Most curriculum is designed without considering the goal. Instead of, “What do the learners need to know by the end of this?” the approach often is, “This is a great tool to teach X.”

This is often easy and practical in the moment.

Consequence is then you are doing work that may not be guiding the learner to that goal. Learning has become busy work instead.

Traditional lesson design typically works like:

  1. Identify content that needs to be covered.
  2. Plan a sequence to teach that content.
  3. Create an assessment to measure the learning that should’ve happened.

This means assessment is an afterthought.

Learning under this design isn’t durable or transferable. It’s a scattershot of facts. It also causes poor engagement.

So, what is Backward Design? Introduced by Understanding by Design (1998).

Steps are:

  1. Identify what students should know by the end.
  2. Create an assessment to measure the knowledge.
  3. Prepare lessons that will help students succeed in the assessment.

After developing your rubric, consider what needs to happen in order to have students meet each requirement that is asked of them.

Ask what is really needed to teach that info. Is a worksheet meaningful? Or reading? Or presenting? They could be if recitation, comprehension, or communication are part of the goals.

Ask yourself:

  1. What exactly do your standards require? Do they ask students to memorize and identify facts, or do they ask them to describe, explain, analyze, or create?
  2. If it’s the latter, how closely do your assessments measure those standards?

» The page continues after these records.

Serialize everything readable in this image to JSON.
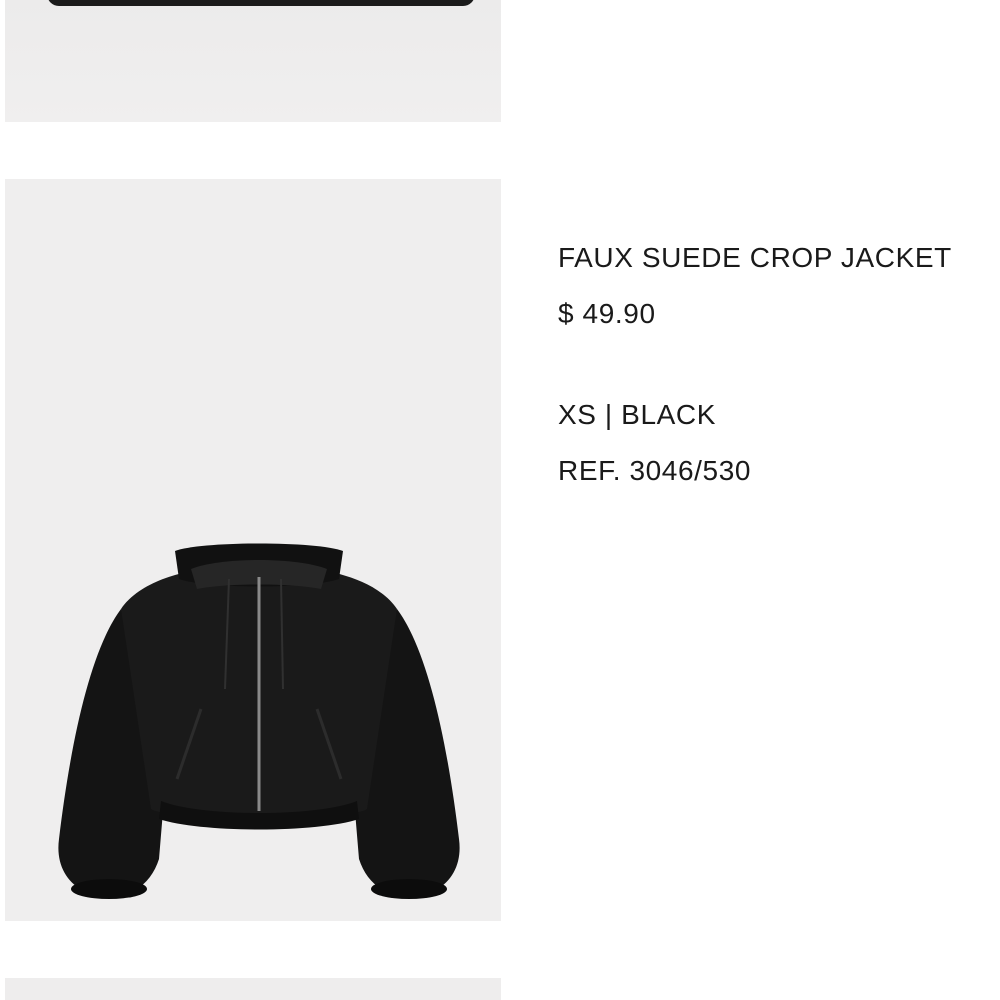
{
  "product": {
    "name": "FAUX SUEDE CROP JACKET",
    "price": "$ 49.90",
    "variant": "XS | BLACK",
    "reference": "REF. 3046/530"
  }
}
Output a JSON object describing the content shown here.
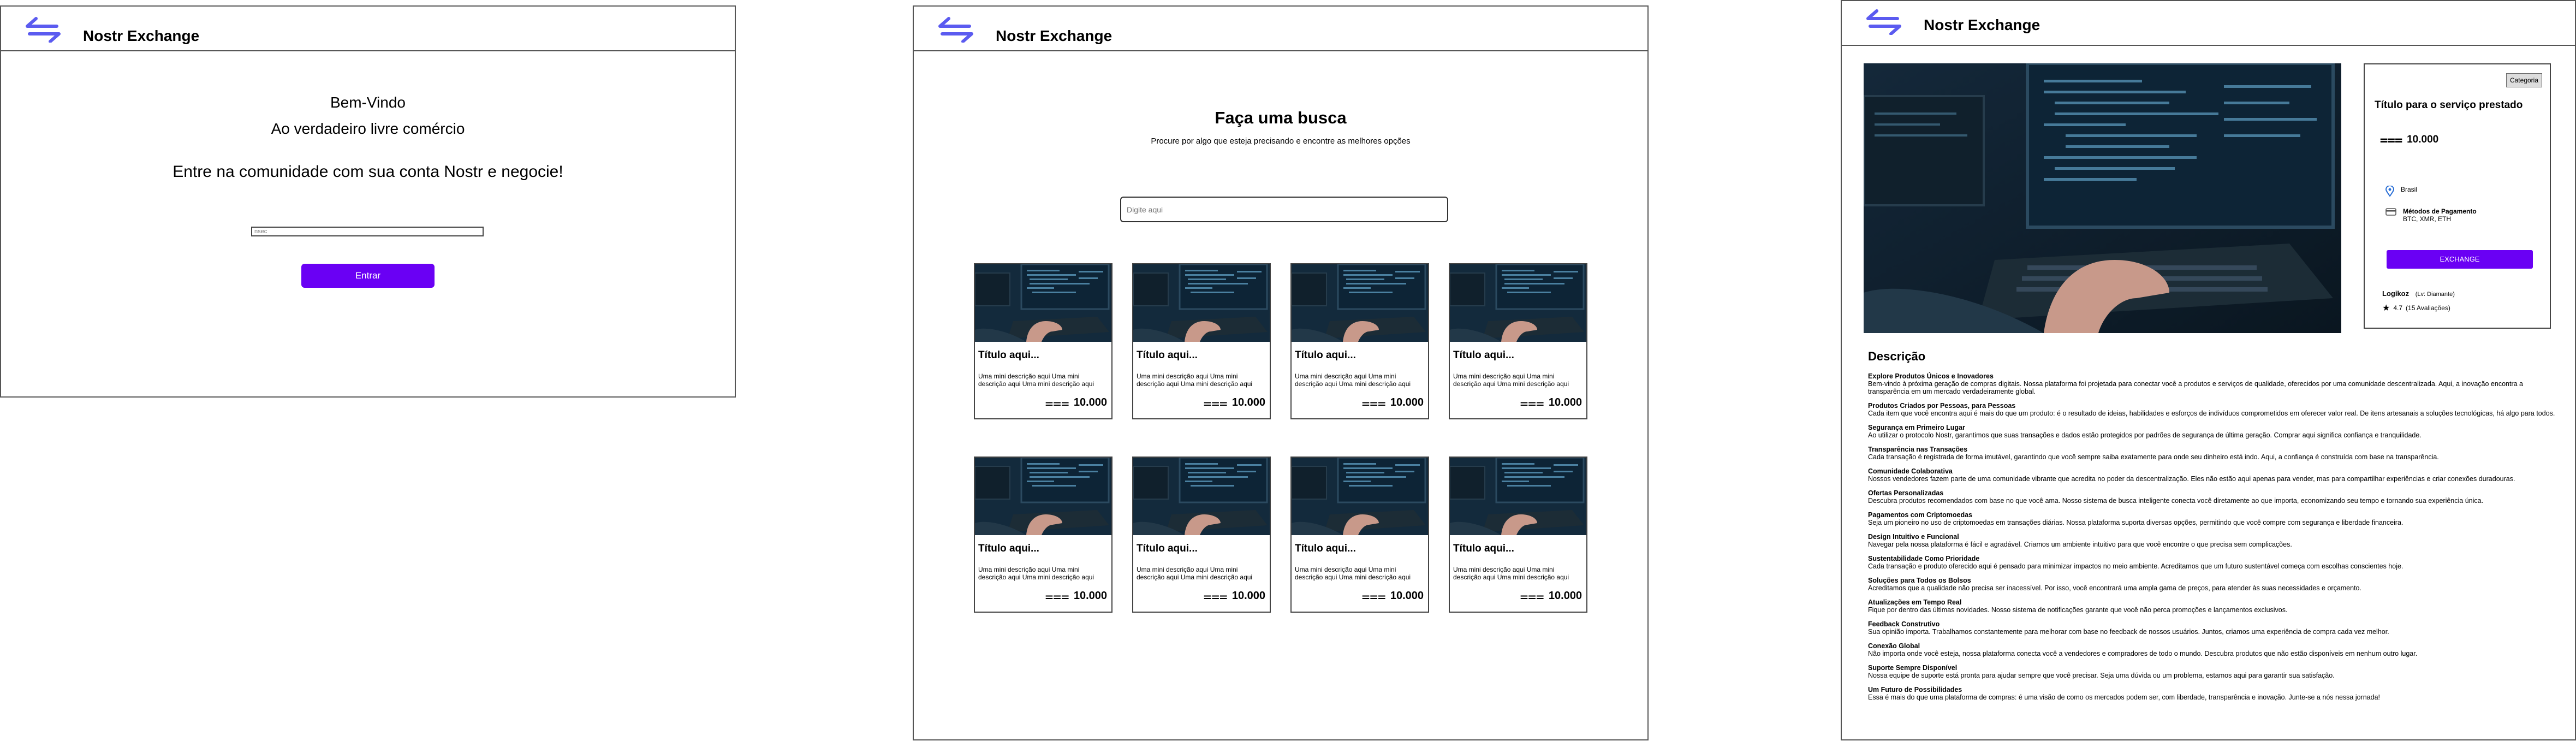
{
  "app": {
    "brand": "Nostr Exchange"
  },
  "login": {
    "welcome": "Bem-Vindo",
    "tagline": "Ao verdadeiro livre comércio",
    "prompt": "Entre na comunidade com sua conta Nostr e negocie!",
    "npub_placeholder": "nsec",
    "enter_label": "Entrar"
  },
  "search_page": {
    "heading": "Faça uma busca",
    "subheading": "Procure por algo que esteja precisando e encontre as melhores opções",
    "search_placeholder": "Digite aqui",
    "cards": [
      {
        "title": "Título aqui...",
        "desc": "Uma mini descrição aqui Uma mini descrição aqui Uma mini descrição aqui",
        "price": "10.000"
      },
      {
        "title": "Título aqui...",
        "desc": "Uma mini descrição aqui Uma mini descrição aqui Uma mini descrição aqui",
        "price": "10.000"
      },
      {
        "title": "Título aqui...",
        "desc": "Uma mini descrição aqui Uma mini descrição aqui Uma mini descrição aqui",
        "price": "10.000"
      },
      {
        "title": "Título aqui...",
        "desc": "Uma mini descrição aqui Uma mini descrição aqui Uma mini descrição aqui",
        "price": "10.000"
      },
      {
        "title": "Título aqui...",
        "desc": "Uma mini descrição aqui Uma mini descrição aqui Uma mini descrição aqui",
        "price": "10.000"
      },
      {
        "title": "Título aqui...",
        "desc": "Uma mini descrição aqui Uma mini descrição aqui Uma mini descrição aqui",
        "price": "10.000"
      },
      {
        "title": "Título aqui...",
        "desc": "Uma mini descrição aqui Uma mini descrição aqui Uma mini descrição aqui",
        "price": "10.000"
      },
      {
        "title": "Título aqui...",
        "desc": "Uma mini descrição aqui Uma mini descrição aqui Uma mini descrição aqui",
        "price": "10.000"
      }
    ]
  },
  "detail": {
    "category": "Categoria",
    "title": "Título para o serviço prestado",
    "price": "10.000",
    "location": "Brasil",
    "payment_label": "Métodos de Pagamento",
    "payment_methods": "BTC, XMR, ETH",
    "exchange_label": "EXCHANGE",
    "seller_name": "Logikoz",
    "seller_level": "(Lv: Diamante)",
    "rating": "4.7",
    "reviews": "(15 Avaliações)",
    "description_heading": "Descrição",
    "sections": [
      {
        "title": "Explore Produtos Únicos e Inovadores",
        "text": "Bem-vindo à próxima geração de compras digitais. Nossa plataforma foi projetada para conectar você a produtos e serviços de qualidade, oferecidos por uma comunidade descentralizada. Aqui, a inovação encontra a transparência em um mercado verdadeiramente global."
      },
      {
        "title": "Produtos Criados por Pessoas, para Pessoas",
        "text": "Cada item que você encontra aqui é mais do que um produto: é o resultado de ideias, habilidades e esforços de indivíduos comprometidos em oferecer valor real. De itens artesanais a soluções tecnológicas, há algo para todos."
      },
      {
        "title": "Segurança em Primeiro Lugar",
        "text": "Ao utilizar o protocolo Nostr, garantimos que suas transações e dados estão protegidos por padrões de segurança de última geração. Comprar aqui significa confiança e tranquilidade."
      },
      {
        "title": "Transparência nas Transações",
        "text": "Cada transação é registrada de forma imutável, garantindo que você sempre saiba exatamente para onde seu dinheiro está indo. Aqui, a confiança é construída com base na transparência."
      },
      {
        "title": "Comunidade Colaborativa",
        "text": "Nossos vendedores fazem parte de uma comunidade vibrante que acredita no poder da descentralização. Eles não estão aqui apenas para vender, mas para compartilhar experiências e criar conexões duradouras."
      },
      {
        "title": "Ofertas Personalizadas",
        "text": "Descubra produtos recomendados com base no que você ama. Nosso sistema de busca inteligente conecta você diretamente ao que importa, economizando seu tempo e tornando sua experiência única."
      },
      {
        "title": "Pagamentos com Criptomoedas",
        "text": "Seja um pioneiro no uso de criptomoedas em transações diárias. Nossa plataforma suporta diversas opções, permitindo que você compre com segurança e liberdade financeira."
      },
      {
        "title": "Design Intuitivo e Funcional",
        "text": "Navegar pela nossa plataforma é fácil e agradável. Criamos um ambiente intuitivo para que você encontre o que precisa sem complicações."
      },
      {
        "title": "Sustentabilidade Como Prioridade",
        "text": "Cada transação e produto oferecido aqui é pensado para minimizar impactos no meio ambiente. Acreditamos que um futuro sustentável começa com escolhas conscientes hoje."
      },
      {
        "title": "Soluções para Todos os Bolsos",
        "text": "Acreditamos que a qualidade não precisa ser inacessível. Por isso, você encontrará uma ampla gama de preços, para atender às suas necessidades e orçamento."
      },
      {
        "title": "Atualizações em Tempo Real",
        "text": "Fique por dentro das últimas novidades. Nosso sistema de notificações garante que você não perca promoções e lançamentos exclusivos."
      },
      {
        "title": "Feedback Construtivo",
        "text": "Sua opinião importa. Trabalhamos constantemente para melhorar com base no feedback de nossos usuários. Juntos, criamos uma experiência de compra cada vez melhor."
      },
      {
        "title": "Conexão Global",
        "text": "Não importa onde você esteja, nossa plataforma conecta você a vendedores e compradores de todo o mundo. Descubra produtos que não estão disponíveis em nenhum outro lugar."
      },
      {
        "title": "Suporte Sempre Disponível",
        "text": "Nossa equipe de suporte está pronta para ajudar sempre que você precisar. Seja uma dúvida ou um problema, estamos aqui para garantir sua satisfação."
      },
      {
        "title": "Um Futuro de Possibilidades",
        "text": "Essa é mais do que uma plataforma de compras: é uma visão de como os mercados podem ser, com liberdade, transparência e inovação. Junte-se a nós nessa jornada!"
      }
    ]
  },
  "colors": {
    "accent": "#6a00f4",
    "logo": "#5b5bf0",
    "border": "#555555"
  }
}
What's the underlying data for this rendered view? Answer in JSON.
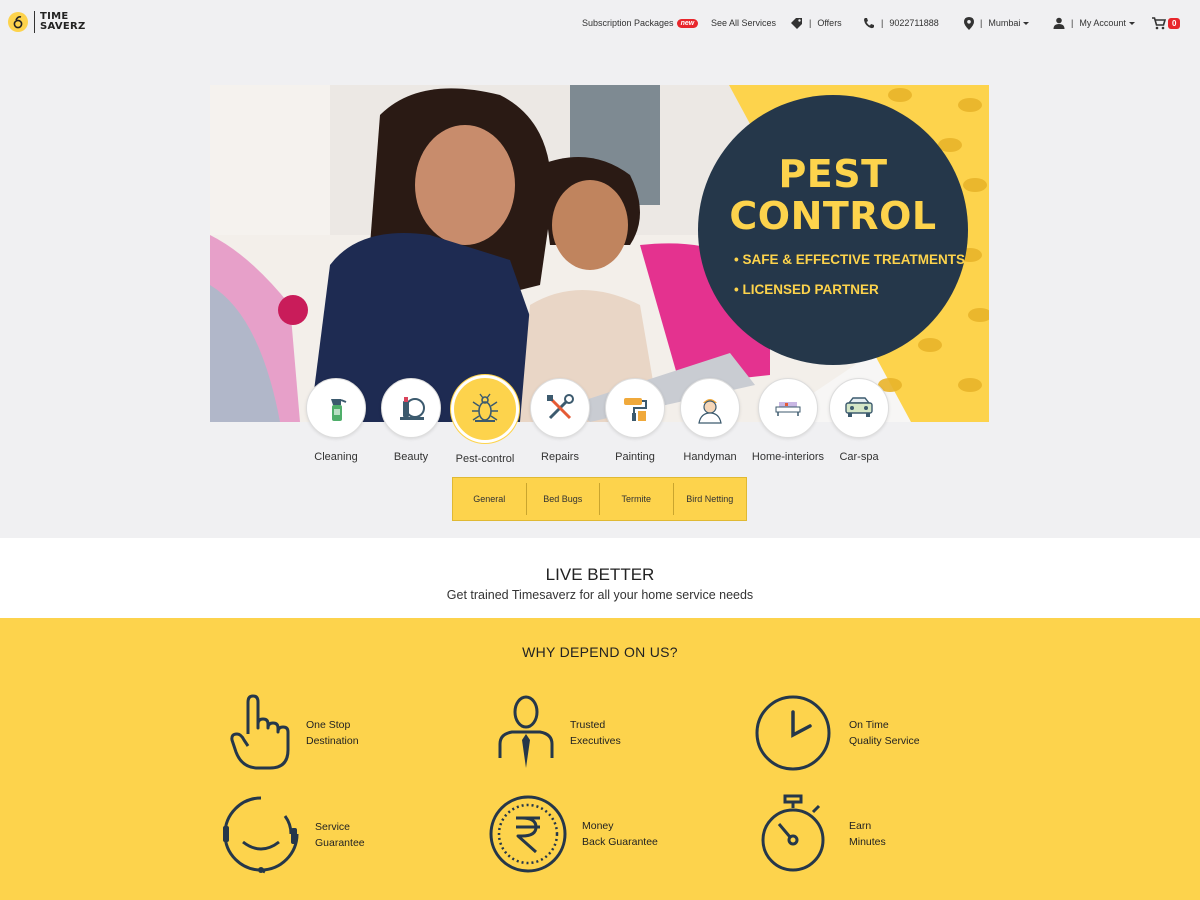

Do they actually require students to do the describing, explaining, analyzing, or creating (which would likely require them to write, present, or create some product), or do they merely ask them to recognize when someone else does it in the form of an answer on a multiple-choice test?
  3. Do you need to adjust your assessments so they more closely align with the standards? 
  4. If you do, the next step is to rework the lessons that lead up to that assessment. Does every lesson contribute to student success on that assessment? Could some of your lessons be omitted because they don’t connect directly to the assessment? Are you missing anything? For example, if your assessment requires students to write in academic language and support their ideas with evidence, you should include some lessons that give students practice with that kind of writing.

Finally, will the assessment be weighted heavily in your gradebook? (It should be.) The lessons and activities leading up to the final assessment are there to give students exposure to the knowledge and practice with the skills necessary to perform on that final assessment; ideally, they should receive no grades at all on those activities. If you absolutely must assign some points, be sure the final assessment is worth a heck of a lot more than those smaller tasks.